Using the MSCI World index as a proxy for cap-weighted global equities and the MSCI World Risk-Weighted index as a proxy for a parity-within-parity approach, Figure 2 shows the rolling three-year cumulative performance differential between the two indexes. While both reflect long-only global equity exposure, they can deliver extremely different outcomes for investors over shorter time periods, with the three-year performance differential reaching double digits as recently as 2014. Given that the risk-weighting to global developed equities is typically about 33%, this seemingly minor difference in portfolio construction can actually cause significant performance dispersion among risk parity funds over time.
A manager's definition of risk is, by far, the largest differentiator and most misunderstood aspect of risk parity. A strategy that allocates capital based on contribution to risk must have a well-defined measure of volatility. Risk parity managers' definitions of risk can vary in significant ways, particularly time frame. For instance, while some managers prefer to calculate volatility on a longer (i.e., 1,500-day) timescale, other managers prefer to use a short-term measure, such as 60-day trailing — each of which will have different ramifications for the portfolio. As risk parity managers seek to maintain a particular risk contribution from each asset category, a short-term spike in volatility may require a reduction in capital exposure from those managers who use short-term measures. However, the same short-term volatility spike will have little to no effect on a portfolio constructed using a longer-term volatility measure.
Figure 3 illustrates multiple Standard & Poor's 500 volatility measures, as determined by standard deviation, for the 12 months through February. The February VIX peak also coincided with an increase in short-term volatility (60- or 120-day). Therefore, risk parity managers who employ short-term risk calculations (a small minority) would have needed to reduce equity exposure shortly thereafter to maintain their target risk contributions. Alternatively, those utilizing longer-term risk measures would have barely noticed the increase in volatility and would have most likely maintained a more static equity exposure throughout the month.
An examination of risk parity managers' supposed uniformity in 2015 illustrates the last major example of risk parity's role as a scapegoat for market volatility. During the summer of that year, as concern about the Chinese economy prompted a spike in volatility, risk parity was accused of exacerbating the sell-off. In reality, given the variety of approaches to managing risk parity portfolios, there was no indiscriminate slashing of equity exposures performed in unison across the risk parity universe. In fact, considerable heterogeneity existed among risk parity managers in 2015, with dispersion in yearly returns exceeding 5.5% within our manager universe.
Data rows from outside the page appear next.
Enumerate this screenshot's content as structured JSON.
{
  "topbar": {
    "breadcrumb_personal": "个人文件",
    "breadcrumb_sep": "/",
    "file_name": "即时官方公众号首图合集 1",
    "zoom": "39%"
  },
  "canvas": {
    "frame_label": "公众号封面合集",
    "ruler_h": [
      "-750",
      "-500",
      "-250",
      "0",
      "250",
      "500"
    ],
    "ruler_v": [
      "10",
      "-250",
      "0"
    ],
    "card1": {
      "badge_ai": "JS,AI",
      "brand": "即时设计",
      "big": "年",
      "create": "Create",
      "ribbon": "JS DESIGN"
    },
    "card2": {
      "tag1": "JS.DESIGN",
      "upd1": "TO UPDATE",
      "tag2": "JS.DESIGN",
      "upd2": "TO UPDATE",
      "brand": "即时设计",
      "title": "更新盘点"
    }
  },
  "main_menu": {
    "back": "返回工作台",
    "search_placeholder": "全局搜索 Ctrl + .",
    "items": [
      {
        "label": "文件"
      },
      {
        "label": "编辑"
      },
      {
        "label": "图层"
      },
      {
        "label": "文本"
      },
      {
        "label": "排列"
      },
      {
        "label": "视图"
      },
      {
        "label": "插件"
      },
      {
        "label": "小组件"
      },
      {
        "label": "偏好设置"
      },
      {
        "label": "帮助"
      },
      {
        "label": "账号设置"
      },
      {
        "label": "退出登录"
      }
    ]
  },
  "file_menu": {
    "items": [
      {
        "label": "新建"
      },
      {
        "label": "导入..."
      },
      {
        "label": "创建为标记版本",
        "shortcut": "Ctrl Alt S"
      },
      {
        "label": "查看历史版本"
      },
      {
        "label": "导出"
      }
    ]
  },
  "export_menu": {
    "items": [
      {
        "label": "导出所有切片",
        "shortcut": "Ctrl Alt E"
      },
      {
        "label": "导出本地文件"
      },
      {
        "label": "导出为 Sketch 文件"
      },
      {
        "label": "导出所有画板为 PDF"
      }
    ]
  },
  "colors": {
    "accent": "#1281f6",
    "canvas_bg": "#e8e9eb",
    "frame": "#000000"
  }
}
Clear and significant differences in asset classes, construction techniques and — most acutely — risk measures, provide a clear refutation of the narrative that risk parity is a generic, undifferentiated influence on the capital markets. And these facts, paired with large performance dispersion during periods of heightened volatility, cast significant doubt on the role that this strategy played in February's market turmoil.
Jim Smigiel is head and chief investment officer of absolute return strategies at SEI Investments (SEIC) Co., Oaks, Pa. This content represents the views of the author. It was submitted and edited under P&I guidelines but is not a product of P&I's editorial team.